A simple and effective way of capturing graphenes and the toxins and contaminants they attract from water by using light has been found by Monash University researchers. The findings, published in the Royal Society of Chemistry journal Nanoscale, could have important ramifications for large-scale water purification.
A modest quantity of a special light-sensitive soap was added to the water containing the graphenes and contaminants. The soap changes its molecular structure when light of a particular color is shone onto it.
This changes the way it interacts with carbon materials in the graphene and causes them to separate out (along with contaminants stuck to them), enabling easier extraction of the graphenes and contaminants. Shining a different coloured light re-disperses the graphenes for re-use.
Monash researcher Dr Rico Tabor explained the diverse technological opportunities offered by graphene owing to its unique structure and properties.
“However, this raises the problem of how to extract the graphenes and contaminants from water. Traditional approaches use high amounts of energy by centrifugation, or adding large amounts of polymer at high cost,” Dr Tabor said.
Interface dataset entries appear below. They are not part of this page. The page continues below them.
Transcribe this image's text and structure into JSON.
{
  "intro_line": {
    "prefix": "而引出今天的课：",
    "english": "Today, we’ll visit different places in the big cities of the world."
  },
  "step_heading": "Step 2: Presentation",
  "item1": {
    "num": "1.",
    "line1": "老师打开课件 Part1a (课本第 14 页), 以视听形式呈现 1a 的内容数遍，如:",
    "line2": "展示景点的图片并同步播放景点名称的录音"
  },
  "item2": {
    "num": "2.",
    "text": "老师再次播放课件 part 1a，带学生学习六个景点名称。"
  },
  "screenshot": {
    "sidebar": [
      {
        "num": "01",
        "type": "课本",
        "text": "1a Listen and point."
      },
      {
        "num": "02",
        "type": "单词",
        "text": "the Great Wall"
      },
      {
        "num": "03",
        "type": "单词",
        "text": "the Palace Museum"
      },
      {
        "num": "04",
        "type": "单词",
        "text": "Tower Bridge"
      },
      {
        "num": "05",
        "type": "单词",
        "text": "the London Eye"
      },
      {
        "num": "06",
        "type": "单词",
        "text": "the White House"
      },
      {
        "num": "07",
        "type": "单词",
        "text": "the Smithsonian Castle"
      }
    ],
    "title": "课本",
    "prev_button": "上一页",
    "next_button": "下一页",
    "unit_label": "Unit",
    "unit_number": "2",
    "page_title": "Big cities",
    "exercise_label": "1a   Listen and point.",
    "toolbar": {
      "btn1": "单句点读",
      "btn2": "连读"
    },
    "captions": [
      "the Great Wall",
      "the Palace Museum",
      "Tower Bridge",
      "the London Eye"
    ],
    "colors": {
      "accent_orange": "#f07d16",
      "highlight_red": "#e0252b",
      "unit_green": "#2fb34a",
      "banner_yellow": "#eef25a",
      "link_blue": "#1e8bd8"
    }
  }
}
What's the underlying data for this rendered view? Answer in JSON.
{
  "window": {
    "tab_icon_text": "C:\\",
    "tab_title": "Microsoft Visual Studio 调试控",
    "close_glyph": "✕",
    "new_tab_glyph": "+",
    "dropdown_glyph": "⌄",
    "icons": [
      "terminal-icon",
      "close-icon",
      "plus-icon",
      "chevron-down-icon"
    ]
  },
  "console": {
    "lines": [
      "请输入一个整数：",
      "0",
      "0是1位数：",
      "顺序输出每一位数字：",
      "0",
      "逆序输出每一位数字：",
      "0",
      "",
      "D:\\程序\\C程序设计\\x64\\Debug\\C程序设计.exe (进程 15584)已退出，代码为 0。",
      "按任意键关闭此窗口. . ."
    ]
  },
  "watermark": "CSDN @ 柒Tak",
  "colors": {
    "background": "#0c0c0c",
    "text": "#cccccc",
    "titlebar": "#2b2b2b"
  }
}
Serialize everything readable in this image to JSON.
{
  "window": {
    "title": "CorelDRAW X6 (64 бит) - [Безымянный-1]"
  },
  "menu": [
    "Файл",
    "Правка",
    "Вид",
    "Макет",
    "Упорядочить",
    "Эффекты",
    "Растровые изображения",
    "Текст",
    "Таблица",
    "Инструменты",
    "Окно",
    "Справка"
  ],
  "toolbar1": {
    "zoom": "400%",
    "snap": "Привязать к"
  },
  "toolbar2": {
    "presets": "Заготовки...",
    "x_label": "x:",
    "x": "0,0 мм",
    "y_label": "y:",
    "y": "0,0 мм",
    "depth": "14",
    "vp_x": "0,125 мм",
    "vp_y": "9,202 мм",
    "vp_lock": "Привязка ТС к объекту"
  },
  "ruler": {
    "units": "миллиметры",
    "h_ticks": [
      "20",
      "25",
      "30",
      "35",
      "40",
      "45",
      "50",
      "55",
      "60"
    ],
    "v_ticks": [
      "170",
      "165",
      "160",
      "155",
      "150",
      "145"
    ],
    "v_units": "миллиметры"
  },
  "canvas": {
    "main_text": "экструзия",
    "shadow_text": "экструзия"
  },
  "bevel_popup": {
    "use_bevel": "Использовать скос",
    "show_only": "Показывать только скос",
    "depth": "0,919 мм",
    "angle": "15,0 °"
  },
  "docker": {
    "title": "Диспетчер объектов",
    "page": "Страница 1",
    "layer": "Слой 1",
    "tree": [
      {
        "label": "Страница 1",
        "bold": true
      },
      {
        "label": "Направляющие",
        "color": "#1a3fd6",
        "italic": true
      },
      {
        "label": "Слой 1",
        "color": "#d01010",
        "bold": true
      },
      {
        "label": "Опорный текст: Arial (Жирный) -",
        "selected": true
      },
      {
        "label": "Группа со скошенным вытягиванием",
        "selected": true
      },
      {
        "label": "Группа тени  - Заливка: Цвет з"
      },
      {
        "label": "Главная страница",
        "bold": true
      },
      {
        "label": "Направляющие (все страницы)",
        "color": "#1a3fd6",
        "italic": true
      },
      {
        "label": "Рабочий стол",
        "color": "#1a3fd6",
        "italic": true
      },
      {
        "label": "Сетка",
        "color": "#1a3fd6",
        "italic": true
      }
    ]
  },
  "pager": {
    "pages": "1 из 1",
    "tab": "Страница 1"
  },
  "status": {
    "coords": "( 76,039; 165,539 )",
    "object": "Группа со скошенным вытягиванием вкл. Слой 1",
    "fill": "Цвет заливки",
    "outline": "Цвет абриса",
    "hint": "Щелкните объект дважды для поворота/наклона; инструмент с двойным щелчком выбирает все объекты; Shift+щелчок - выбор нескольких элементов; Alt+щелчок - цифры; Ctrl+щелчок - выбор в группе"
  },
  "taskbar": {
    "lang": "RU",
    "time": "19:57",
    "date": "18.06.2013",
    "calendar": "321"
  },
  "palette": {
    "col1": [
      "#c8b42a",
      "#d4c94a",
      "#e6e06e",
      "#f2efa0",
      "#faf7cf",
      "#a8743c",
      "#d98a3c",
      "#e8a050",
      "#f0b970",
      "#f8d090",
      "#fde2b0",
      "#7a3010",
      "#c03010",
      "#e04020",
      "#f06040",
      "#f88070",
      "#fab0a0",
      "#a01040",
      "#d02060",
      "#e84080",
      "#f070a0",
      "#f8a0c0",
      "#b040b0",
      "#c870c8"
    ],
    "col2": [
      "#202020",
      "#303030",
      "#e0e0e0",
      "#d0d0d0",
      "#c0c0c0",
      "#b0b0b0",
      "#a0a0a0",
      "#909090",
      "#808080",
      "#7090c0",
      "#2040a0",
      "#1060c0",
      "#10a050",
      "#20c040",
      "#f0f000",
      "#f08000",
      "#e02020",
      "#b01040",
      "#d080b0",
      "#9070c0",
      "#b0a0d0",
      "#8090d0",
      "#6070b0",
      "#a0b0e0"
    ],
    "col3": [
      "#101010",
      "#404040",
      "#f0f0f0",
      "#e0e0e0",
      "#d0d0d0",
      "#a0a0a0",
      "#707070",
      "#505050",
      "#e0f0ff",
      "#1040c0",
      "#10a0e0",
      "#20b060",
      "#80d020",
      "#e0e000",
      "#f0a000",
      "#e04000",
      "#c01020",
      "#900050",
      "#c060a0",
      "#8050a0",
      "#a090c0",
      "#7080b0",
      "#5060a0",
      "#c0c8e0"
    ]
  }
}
Co-researcher Thomas McCoy explained the significance of these latest research findings and the benefits of using light to capture graphenes.